Jane Addams

Founder: Hull House

“The good we secure for ourselves is precarious and uncertain until it is secured for all of us and incorporated into our common life.” –Jane Addams

Jane Addams came of age in the aftermath of the Civil War. Her father was a successful businessman, a friend and admirer of Abraham Lincoln. As a child, Jane accompanied her father on a business trip to a nearby mill town where she witnessed the “horrid little houses” in which the millworkers lived. Rather than accept the quiet comfort of her family’s standard of living, Jane decided that one day she would live among the working class. Twenty-some years later she established Hull House in response to the deplorable conditions of the Chicago slums and the immigrant families who lived there. The Jane Addams Hull House Association today impacts 60,000 individuals, families, and community members through 50 programs at over 40 sites throughout metropolitan Chicago.

Jane Addams was also deeply committed to the peaceful resolution of conflict. At the outbreak of World War I in 1914 she joined the International Women’s Peace Conference in their effort to found a court to settle international disputes between nations. In 1931 she was granted the Nobel Peace Prize, the first American woman to receive the award.

One of Jane’s greatest gifts was the ability to understand “two standards of morals, both honestly held and believed in.” Despite her middle class background, she could fully appreciate the morality and standards of the poor.
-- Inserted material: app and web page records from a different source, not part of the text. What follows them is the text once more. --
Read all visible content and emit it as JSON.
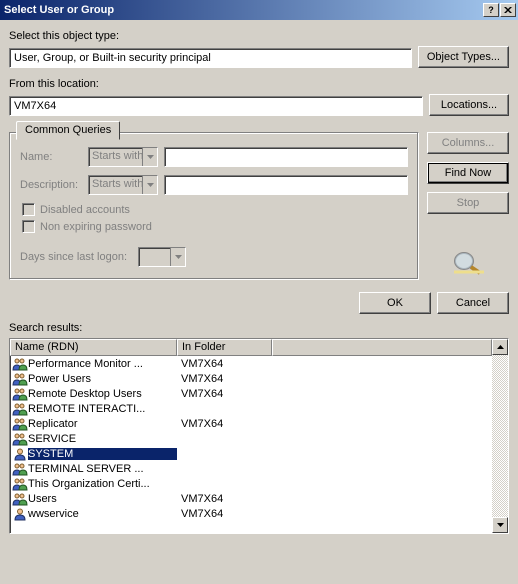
{
  "window": {
    "title": "Select User or Group",
    "help_label": "?",
    "close_label": "×"
  },
  "object_type": {
    "label": "Select this object type:",
    "value": "User, Group, or Built-in security principal",
    "button": "Object Types..."
  },
  "location": {
    "label": "From this location:",
    "value": "VM7X64",
    "button": "Locations..."
  },
  "tab": {
    "label": "Common Queries"
  },
  "query": {
    "name_label": "Name:",
    "name_combo": "Starts with",
    "desc_label": "Description:",
    "desc_combo": "Starts with",
    "disabled_label": "Disabled accounts",
    "nonexp_label": "Non expiring password",
    "days_label": "Days since last logon:"
  },
  "side_buttons": {
    "columns": "Columns...",
    "find": "Find Now",
    "stop": "Stop"
  },
  "actions": {
    "ok": "OK",
    "cancel": "Cancel"
  },
  "results": {
    "label": "Search results:",
    "col_name": "Name (RDN)",
    "col_folder": "In Folder",
    "rows": [
      {
        "name": "Performance Monitor ...",
        "folder": "VM7X64",
        "icon": "group"
      },
      {
        "name": "Power Users",
        "folder": "VM7X64",
        "icon": "group"
      },
      {
        "name": "Remote Desktop Users",
        "folder": "VM7X64",
        "icon": "group"
      },
      {
        "name": "REMOTE INTERACTI...",
        "folder": "",
        "icon": "group"
      },
      {
        "name": "Replicator",
        "folder": "VM7X64",
        "icon": "group"
      },
      {
        "name": "SERVICE",
        "folder": "",
        "icon": "group"
      },
      {
        "name": "SYSTEM",
        "folder": "",
        "icon": "user",
        "selected": true
      },
      {
        "name": "TERMINAL SERVER ...",
        "folder": "",
        "icon": "group"
      },
      {
        "name": "This Organization Certi...",
        "folder": "",
        "icon": "group"
      },
      {
        "name": "Users",
        "folder": "VM7X64",
        "icon": "group"
      },
      {
        "name": "wwservice",
        "folder": "VM7X64",
        "icon": "user"
      }
    ]
  }
}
In 1893, Jane chose the topic of domestic service in a speech given to the World’s Congress of Representative Women. Although she was speaking to women of her own class, she questioned their attitudes toward less fortunate women.  In 1909, Jane was a founding member of the National Association for the Advancement of Colored People (NAACP), and in 1920 she helped to found the American Civil Liberties Union.

The Jane Addams legacy lives on in these organizations:

Jane Adams Monograph Cover To learn more about her inspirational life and work, Jane Adams: the founding of Hull House can be purchased as an e-book for the modest price of $4.99. Search for it by name or under the heading “Mobilizing the Human Spirit” at the following book sellers: Apple iBookstore (for iPad), Amazon (for Kindle,), Barnes & Noble (for Nook) and many other e-book retailers